There has been a big increase in the number of suicides related to the economic downturn and the sense of despair brought on by joblessness. Recently, the Wexford County coroner commented that the suicide rate in his region among young people had become a “major epidemic.” People no longer believe what the newspapers say. A protester in a recent demonstration against media bias in Ireland said: 

“Suicide is in overdrive yet the media don’t mention why this is happening, our hospitals are lacking beds, people have been stripped of their medication and the government message is: you look after yourself.” 

And he added: 

“I don’t see recovery, no one I know is experiencing recovery. The media will tell you we are in a recovery. It’s not true.” 

As in Britain also, help from charities has become an essential lifeline for many poor people. Soup kitchens have opened up in large population centres such as Dublin, Athlone, and Cork to offer food aid to sizable numbers of cash strapped families and individuals struggling to buy even the basics. Teachers are reporting that many children attend school hungry because there is no food at home. The unrelenting stress brought about by brutal austerity and debt is putting unbearable strain on personal relationships and family life. Marriage breakups and incidences of domestic violence have increased. 

The Irish government insists on pressing ahead with its aim of paying “our debts”, by which they mean the tens of billions which were originally the banks’ debts. Meanwhile those in charge of banks bailed-out by state handouts walk away with lavish pay-outs. While the bankers and bankrupt property developers have had their colossal debts taken off them by the Irish state and are living in their palatial homes, dining in the finest restaurants and relaxing on the best golf courses, life for the majority of people is a struggle. 

All these contradictions are piling up and this is producing sharp changes in consciousness. The referendum result was only one manifestation of this. There is a general sense of unfairness, that something is wrong in society. There is growing outrage at the inequality, the corruption, the gross unfairness of a system where the rich grow ever richer and the poor ever poorer. 

The crisis of capitalism falls especially heavily on the shoulders of young people. Over thirty percent of those between the ages of 15 and 24 are out of work. Many graduates and school leavers are forced to choose between years on welfare or emigrating to find work. It was no accident that the “Yes” vote was strongest among younger voters. The new generation of Irish youth, like their brothers and sisters in other countries, are reacting against the so-called values of the existing society, its morality and its beliefs. 

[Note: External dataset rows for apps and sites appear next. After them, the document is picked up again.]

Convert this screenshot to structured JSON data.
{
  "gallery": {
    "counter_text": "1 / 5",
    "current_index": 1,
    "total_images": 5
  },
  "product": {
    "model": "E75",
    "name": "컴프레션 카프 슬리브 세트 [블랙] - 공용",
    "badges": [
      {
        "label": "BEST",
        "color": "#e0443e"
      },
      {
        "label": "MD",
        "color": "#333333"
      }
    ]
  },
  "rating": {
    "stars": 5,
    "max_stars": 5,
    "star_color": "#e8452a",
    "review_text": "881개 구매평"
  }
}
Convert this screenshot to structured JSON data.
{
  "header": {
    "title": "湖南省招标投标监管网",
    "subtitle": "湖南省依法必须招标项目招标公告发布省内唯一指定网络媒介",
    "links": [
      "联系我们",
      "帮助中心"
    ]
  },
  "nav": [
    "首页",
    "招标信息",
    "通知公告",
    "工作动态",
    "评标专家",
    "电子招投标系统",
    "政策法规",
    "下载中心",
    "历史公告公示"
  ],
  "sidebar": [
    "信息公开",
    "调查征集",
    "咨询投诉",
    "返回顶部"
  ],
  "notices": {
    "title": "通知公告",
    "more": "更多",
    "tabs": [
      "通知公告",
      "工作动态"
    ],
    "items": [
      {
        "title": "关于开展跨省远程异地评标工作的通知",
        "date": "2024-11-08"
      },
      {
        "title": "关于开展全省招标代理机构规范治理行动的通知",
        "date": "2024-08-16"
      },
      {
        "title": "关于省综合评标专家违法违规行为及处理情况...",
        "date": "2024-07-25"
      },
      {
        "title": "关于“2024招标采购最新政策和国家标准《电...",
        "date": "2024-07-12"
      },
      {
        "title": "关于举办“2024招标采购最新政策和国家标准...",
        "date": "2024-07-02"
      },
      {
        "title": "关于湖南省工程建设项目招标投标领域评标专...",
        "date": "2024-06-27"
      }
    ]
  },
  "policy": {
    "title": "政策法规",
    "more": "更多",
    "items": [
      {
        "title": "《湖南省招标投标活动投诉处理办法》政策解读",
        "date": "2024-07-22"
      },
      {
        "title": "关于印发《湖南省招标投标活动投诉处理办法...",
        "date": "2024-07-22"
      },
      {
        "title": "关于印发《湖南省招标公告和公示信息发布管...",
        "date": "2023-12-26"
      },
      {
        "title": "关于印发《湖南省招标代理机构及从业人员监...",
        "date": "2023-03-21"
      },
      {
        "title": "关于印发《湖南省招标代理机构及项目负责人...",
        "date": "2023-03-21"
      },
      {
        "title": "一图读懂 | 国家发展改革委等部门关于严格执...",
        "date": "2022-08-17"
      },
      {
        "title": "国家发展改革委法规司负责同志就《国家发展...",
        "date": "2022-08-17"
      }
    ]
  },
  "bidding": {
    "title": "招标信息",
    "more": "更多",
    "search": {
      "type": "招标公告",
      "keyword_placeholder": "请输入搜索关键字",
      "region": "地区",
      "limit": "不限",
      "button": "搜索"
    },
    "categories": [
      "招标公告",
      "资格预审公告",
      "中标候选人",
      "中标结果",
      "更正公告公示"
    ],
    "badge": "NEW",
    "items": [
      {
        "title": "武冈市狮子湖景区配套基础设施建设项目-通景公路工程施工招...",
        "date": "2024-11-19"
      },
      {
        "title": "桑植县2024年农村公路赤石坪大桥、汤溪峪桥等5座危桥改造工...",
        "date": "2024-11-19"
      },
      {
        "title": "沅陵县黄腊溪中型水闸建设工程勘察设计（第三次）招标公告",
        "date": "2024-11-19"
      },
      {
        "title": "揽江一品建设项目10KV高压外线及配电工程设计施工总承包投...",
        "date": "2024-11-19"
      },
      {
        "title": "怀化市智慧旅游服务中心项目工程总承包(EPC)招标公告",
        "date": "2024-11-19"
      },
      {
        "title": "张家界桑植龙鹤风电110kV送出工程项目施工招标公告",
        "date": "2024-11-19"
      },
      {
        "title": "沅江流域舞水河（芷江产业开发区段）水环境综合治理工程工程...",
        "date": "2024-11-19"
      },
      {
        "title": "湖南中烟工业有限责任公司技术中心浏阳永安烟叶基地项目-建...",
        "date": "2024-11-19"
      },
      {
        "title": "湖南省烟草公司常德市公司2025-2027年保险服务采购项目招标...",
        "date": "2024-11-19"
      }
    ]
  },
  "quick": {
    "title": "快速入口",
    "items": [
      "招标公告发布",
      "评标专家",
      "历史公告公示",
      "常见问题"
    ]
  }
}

Young people everywhere are looking for alternatives and are wide open to the ideas of revolutionary Marxism. The youth of Ireland is awakening. They are shaking off the dead weight of the past. In the course of struggle they will rediscover the wonderful revolutionary traditions of Ireland and Irish Labour. Under the red flag of socialist revolution – the flag of Marx and Lenin, of Trotsky and Rosa Luxemburg, of Larkin and James Connolly – they will triumph in the end.